Mitch Arends has been working from 4:30 a.m. until midnight for weeks.
"I think it's natural for someone in manufacturing to work a lot of long hours. It's kind of in our DNA ...but over the last couple of weeks, it's kind of amped up," Arends told Food Dive.
As the senior vice president of operations and manufacturing for Kraft Heinz, Arends always has a big job. In his position, he oversees the company's 39 manufacturing facilities nationwide, as well as the 19,000 employees who work in them. But as Kraft Heinz works around the clock to make the products that Americans are buying to sustain themselves while staying at home because of the threat of coronavirus, the job has taken on a new dimension.
All of the company's U.S. factories are currently operating 24 hours a day, seven days a week to produce the Kraft Macaroni & Cheese, Philadelphia Cream Cheese, Heinz Ketchup, Maxwell House coffee and Oscar Mayer hot dogs that are filling millions of pantries and freezers. Arends said that the company sometimes operates on this kind of schedule to meet seasonal demands, but it's never been quite like this. And the demand has been pretty consistent across Kraft Heinz's portfolio.

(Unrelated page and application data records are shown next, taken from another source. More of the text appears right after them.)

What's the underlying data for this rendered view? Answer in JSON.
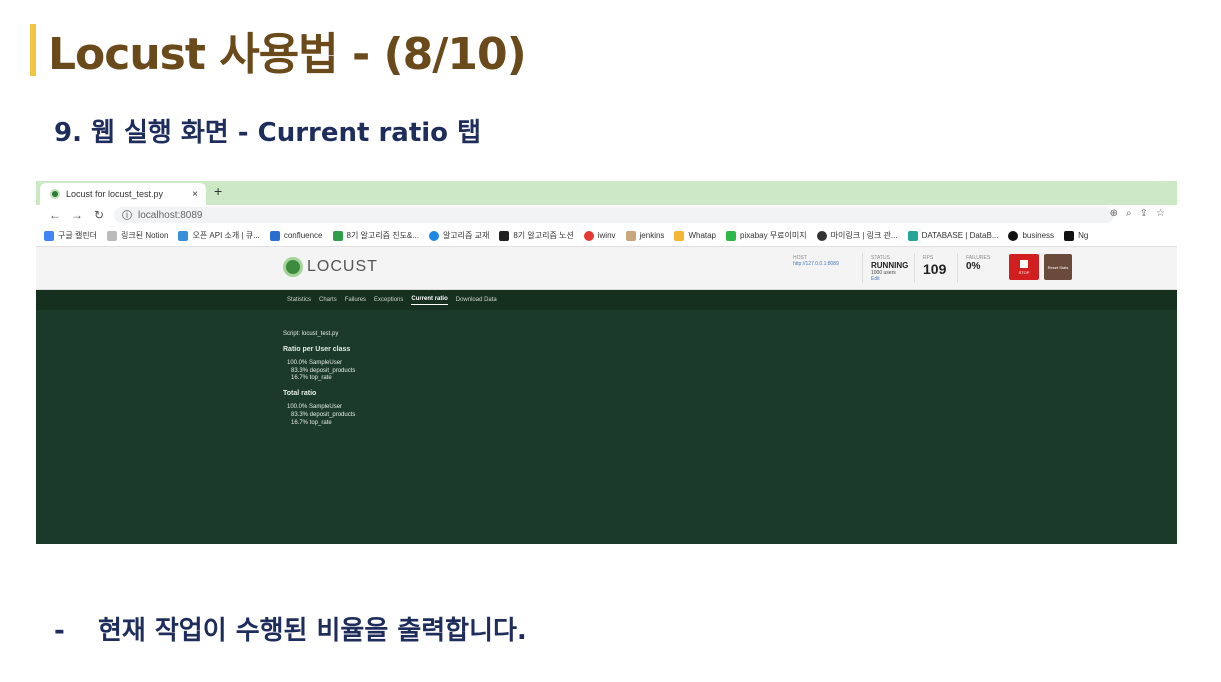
{
  "slide": {
    "title": "Locust 사용법 - (8/10)",
    "subtitle": "9. 웹 실행 화면 - Current ratio 탭",
    "note_dash": "-",
    "note": "현재 작업이 수행된 비율을 출력합니다."
  },
  "browser": {
    "tab_title": "Locust for locust_test.py",
    "tab_close": "×",
    "new_tab": "+",
    "url": "localhost:8089",
    "bookmarks": [
      "구글 캘린더",
      "링크된 Notion",
      "오픈 API 소개 | 큐...",
      "confluence",
      "8기 알고리즘 진도&...",
      "알고리즘 교재",
      "8기 알고리즘 노션",
      "iwinv",
      "jenkins",
      "Whatap",
      "pixabay 무료이미지",
      "마이링크 | 링크 관...",
      "DATABASE | DataB...",
      "business",
      "Ng"
    ]
  },
  "locust": {
    "logo": "LOCUST",
    "host_label": "HOST",
    "host_value": "http://127.0.0.1:8089",
    "status_label": "STATUS",
    "status_value": "RUNNING",
    "users_value": "1000 users",
    "edit_label": "Edit",
    "rps_label": "RPS",
    "rps_value": "109",
    "failures_label": "FAILURES",
    "failures_value": "0%",
    "stop_label": "STOP",
    "reset_label": "Reset Stats",
    "tabs": [
      "Statistics",
      "Charts",
      "Failures",
      "Exceptions",
      "Current ratio",
      "Download Data"
    ],
    "script_line": "Script: locust_test.py",
    "ratio_per_class_title": "Ratio per User class",
    "ratio_per_class": [
      "100.0% SampleUser",
      "83.3% deposit_products",
      "16.7% top_rate"
    ],
    "total_ratio_title": "Total ratio",
    "total_ratio": [
      "100.0% SampleUser",
      "83.3% deposit_products",
      "16.7% top_rate"
    ]
  },
  "colors": {
    "title": "#6a4a1a",
    "accent_bar": "#f0c542",
    "subtitle": "#1f2d5c",
    "locust_bg": "#1c3a2a",
    "stop": "#d11f1f"
  }
}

Arends said there is no question that Kraft Heinz will be able to consistently meet demand, even as sales climb exponentially. There have, as of yet, been no issues with the company's ingredients or supply chain.
"I would say at this point, we are prepared to continue to make product exactly as we are today for the foreseeable future," he said. "I can't imagine a situation that would change that."
In fact, as the pandemic has raged, Kraft Heinz has improved efficiency and production levels exponentially, Arends said. In late March, CEO Miguel Patricio visited a Davenport, Iowa plant where Oscar Mayer cold cuts are made. The plant, which opened two years ago, was built to be modern and efficient. For the last three weeks, Arends said, the plant has produced record outputs. And it isn't just that one factory. Arends said about half a dozen plants have consistently hit their highest output levels ever.
Beyond efficiency improvements — which has been a major goal of Patricio's since before the outbreak as he has been trying to improve Kraft Heinz's business outlook — employees are seeing themselves as a major part in the country's health and welfare at this time. Arends said that employee attendance has also been among the best in the last several weeks.
Our factory in Mason, Ohio was running strong till almost midnight yesterday ???????? look at these heroes working hard to give America and Canada their favorite portion size sauces! #WeGotYouAmerica pic.twitter.com/AKfnBWt0qA— Kraft Heinz Company (@KraftHeinzCo) March 19, 2020
"From a manufacturing standpoint, our employees in this moment have stepped up to the plate and have gone above and beyond in delivering everything not only that the organization has asked, but really the country has asked," Arends said.
Employees and the company itself are showing this dedication on social media featuring posts with the hashtag #WegotyouAmerica. Arends said this started as an internal initiative from an employee who wanted to show the world that the company has been working hard.
As for worker health during the outbreak, Arends said most of the plants are already configured so that employees maintain distances. All plant personnel — and the factories on the whole — are kept extremely clean due to FDA mandates. The only places where employees may come into closer-than-recommended personal contact are in non-manufacturing areas like cafeterias and breakrooms. Arends said they've been modified to show acceptable distances between people, like marks on tables to keep employees six feet apart.
Arends, who represents the fifth generation of a family in the food industry, said it's been amazing to see how everything at Kraft Heinz has been working to feed America at this time. The company is ready and able to continue to work around the clock to fill refrigerators and pantries with Planters peanuts, Capri-Sun pouches and Lunchables as long as it needs to.
"The healthcare workers are the true frontline, but our employees are right behind them," Arends said. "They take every day with pride, going in and making products to make sure the food supply continues. So [I'm] very proud of every one of them and I can't say enough in admiration about them."